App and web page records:

+--

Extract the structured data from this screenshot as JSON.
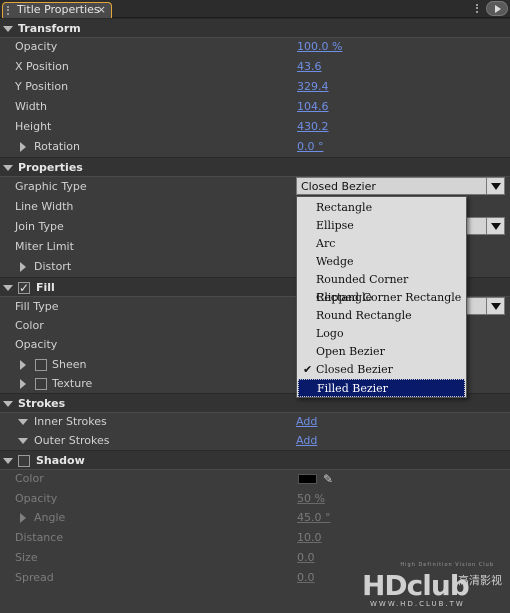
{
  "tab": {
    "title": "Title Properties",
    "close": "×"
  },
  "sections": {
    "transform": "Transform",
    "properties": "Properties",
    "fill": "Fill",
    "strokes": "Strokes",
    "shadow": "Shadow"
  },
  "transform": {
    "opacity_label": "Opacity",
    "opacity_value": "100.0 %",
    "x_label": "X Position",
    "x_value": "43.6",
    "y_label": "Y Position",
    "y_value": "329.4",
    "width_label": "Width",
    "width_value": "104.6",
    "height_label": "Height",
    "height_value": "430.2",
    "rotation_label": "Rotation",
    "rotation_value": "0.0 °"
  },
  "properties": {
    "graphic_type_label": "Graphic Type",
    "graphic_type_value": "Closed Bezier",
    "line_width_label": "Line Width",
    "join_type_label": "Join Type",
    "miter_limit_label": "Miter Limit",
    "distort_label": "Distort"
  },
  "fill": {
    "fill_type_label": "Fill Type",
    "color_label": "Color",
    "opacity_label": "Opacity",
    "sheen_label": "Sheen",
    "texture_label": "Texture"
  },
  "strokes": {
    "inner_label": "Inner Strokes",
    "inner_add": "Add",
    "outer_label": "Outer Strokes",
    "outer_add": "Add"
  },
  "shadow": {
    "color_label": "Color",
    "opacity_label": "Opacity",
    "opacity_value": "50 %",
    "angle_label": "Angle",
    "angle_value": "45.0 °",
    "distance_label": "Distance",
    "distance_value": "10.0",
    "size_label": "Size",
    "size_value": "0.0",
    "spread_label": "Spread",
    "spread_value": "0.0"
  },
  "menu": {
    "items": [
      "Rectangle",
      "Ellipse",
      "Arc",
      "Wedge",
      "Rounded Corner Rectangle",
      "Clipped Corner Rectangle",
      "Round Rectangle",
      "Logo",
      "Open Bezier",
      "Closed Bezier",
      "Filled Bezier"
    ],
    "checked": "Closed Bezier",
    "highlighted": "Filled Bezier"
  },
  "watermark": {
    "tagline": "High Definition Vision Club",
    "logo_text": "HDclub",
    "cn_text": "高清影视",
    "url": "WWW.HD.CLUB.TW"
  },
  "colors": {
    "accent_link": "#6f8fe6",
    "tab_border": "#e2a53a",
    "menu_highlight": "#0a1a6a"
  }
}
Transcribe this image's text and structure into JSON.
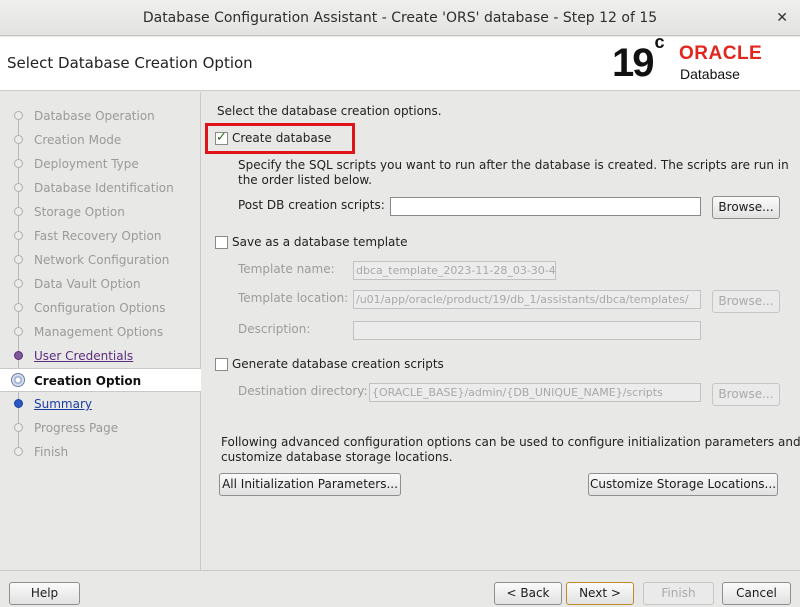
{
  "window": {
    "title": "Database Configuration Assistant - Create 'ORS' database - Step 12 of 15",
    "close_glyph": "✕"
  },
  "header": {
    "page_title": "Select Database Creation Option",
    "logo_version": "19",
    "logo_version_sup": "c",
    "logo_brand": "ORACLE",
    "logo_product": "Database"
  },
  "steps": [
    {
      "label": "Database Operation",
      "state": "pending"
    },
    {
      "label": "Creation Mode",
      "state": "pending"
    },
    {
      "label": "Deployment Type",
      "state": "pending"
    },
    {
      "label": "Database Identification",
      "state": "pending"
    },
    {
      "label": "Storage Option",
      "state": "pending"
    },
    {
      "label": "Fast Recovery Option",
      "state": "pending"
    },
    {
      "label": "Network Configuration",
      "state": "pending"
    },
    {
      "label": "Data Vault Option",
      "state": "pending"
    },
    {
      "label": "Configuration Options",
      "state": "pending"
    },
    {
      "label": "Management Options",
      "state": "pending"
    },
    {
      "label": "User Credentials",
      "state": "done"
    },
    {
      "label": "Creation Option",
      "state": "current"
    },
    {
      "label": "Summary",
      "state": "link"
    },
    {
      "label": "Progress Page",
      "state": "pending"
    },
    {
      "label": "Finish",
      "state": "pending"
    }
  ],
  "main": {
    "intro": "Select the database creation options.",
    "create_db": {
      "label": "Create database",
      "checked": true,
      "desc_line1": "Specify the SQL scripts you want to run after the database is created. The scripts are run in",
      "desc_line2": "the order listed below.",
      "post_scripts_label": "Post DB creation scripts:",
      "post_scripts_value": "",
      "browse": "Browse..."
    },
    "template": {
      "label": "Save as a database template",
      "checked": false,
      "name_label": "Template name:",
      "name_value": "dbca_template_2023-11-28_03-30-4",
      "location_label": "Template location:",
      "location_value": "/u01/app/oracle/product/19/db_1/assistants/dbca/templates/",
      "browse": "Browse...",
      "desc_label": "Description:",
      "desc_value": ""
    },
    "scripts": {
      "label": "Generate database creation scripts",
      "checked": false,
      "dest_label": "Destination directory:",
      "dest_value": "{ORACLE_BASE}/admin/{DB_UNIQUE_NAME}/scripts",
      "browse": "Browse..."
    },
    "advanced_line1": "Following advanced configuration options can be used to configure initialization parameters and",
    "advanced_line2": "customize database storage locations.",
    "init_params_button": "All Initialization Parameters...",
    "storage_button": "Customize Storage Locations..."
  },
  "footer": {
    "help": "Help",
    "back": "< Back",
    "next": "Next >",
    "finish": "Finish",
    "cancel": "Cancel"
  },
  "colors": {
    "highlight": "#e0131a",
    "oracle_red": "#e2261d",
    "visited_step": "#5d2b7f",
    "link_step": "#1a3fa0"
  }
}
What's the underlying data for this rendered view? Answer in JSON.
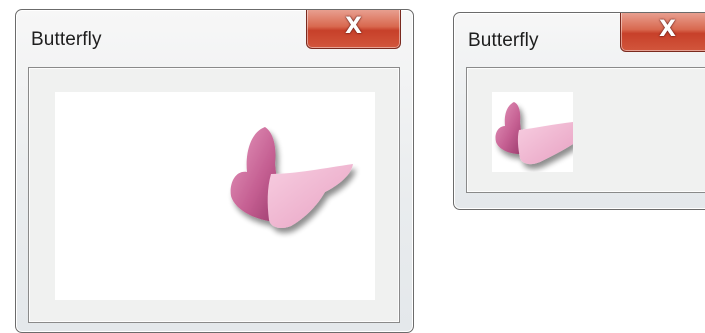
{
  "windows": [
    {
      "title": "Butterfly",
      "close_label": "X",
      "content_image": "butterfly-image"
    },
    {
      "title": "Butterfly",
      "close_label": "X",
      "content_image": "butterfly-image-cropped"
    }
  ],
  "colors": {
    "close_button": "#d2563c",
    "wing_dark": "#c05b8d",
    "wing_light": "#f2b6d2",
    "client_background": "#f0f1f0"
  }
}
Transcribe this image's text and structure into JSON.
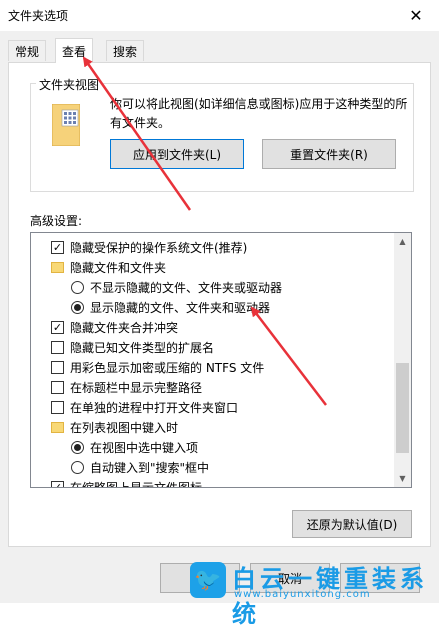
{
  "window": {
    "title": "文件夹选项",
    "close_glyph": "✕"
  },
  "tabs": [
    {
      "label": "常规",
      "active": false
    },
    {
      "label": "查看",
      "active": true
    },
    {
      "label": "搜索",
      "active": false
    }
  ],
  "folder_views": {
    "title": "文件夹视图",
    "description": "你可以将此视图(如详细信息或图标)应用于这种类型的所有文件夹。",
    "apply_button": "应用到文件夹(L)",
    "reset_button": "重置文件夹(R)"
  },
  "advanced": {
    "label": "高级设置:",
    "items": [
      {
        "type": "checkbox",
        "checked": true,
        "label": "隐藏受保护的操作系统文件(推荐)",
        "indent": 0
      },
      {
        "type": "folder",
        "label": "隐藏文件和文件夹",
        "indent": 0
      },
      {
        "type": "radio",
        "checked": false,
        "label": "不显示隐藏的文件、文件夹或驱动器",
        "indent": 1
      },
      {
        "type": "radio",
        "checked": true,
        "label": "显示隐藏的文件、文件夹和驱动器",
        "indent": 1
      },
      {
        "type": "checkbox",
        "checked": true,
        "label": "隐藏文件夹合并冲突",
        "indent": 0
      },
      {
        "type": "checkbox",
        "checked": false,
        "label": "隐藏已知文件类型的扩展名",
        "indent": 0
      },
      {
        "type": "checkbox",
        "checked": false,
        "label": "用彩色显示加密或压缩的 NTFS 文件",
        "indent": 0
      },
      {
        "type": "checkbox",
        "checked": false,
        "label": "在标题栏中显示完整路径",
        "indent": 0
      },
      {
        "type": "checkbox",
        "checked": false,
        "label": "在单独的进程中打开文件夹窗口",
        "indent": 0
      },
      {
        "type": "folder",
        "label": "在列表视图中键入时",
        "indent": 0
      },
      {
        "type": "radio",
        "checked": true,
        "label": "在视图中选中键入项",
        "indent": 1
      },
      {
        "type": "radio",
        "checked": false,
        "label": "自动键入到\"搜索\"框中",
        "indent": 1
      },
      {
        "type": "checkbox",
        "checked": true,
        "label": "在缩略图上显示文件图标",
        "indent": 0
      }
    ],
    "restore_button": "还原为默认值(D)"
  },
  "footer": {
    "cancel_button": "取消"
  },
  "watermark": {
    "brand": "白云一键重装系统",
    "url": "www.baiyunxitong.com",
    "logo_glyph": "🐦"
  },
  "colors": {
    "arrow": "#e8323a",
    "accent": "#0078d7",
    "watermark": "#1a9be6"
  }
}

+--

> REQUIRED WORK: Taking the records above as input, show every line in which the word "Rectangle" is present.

> REPLY TO THE TASK:
      "Rectangle",
      "Rounded Corner Rectangle",
      "Clipped Corner Rectangle",
      "Round Rectangle",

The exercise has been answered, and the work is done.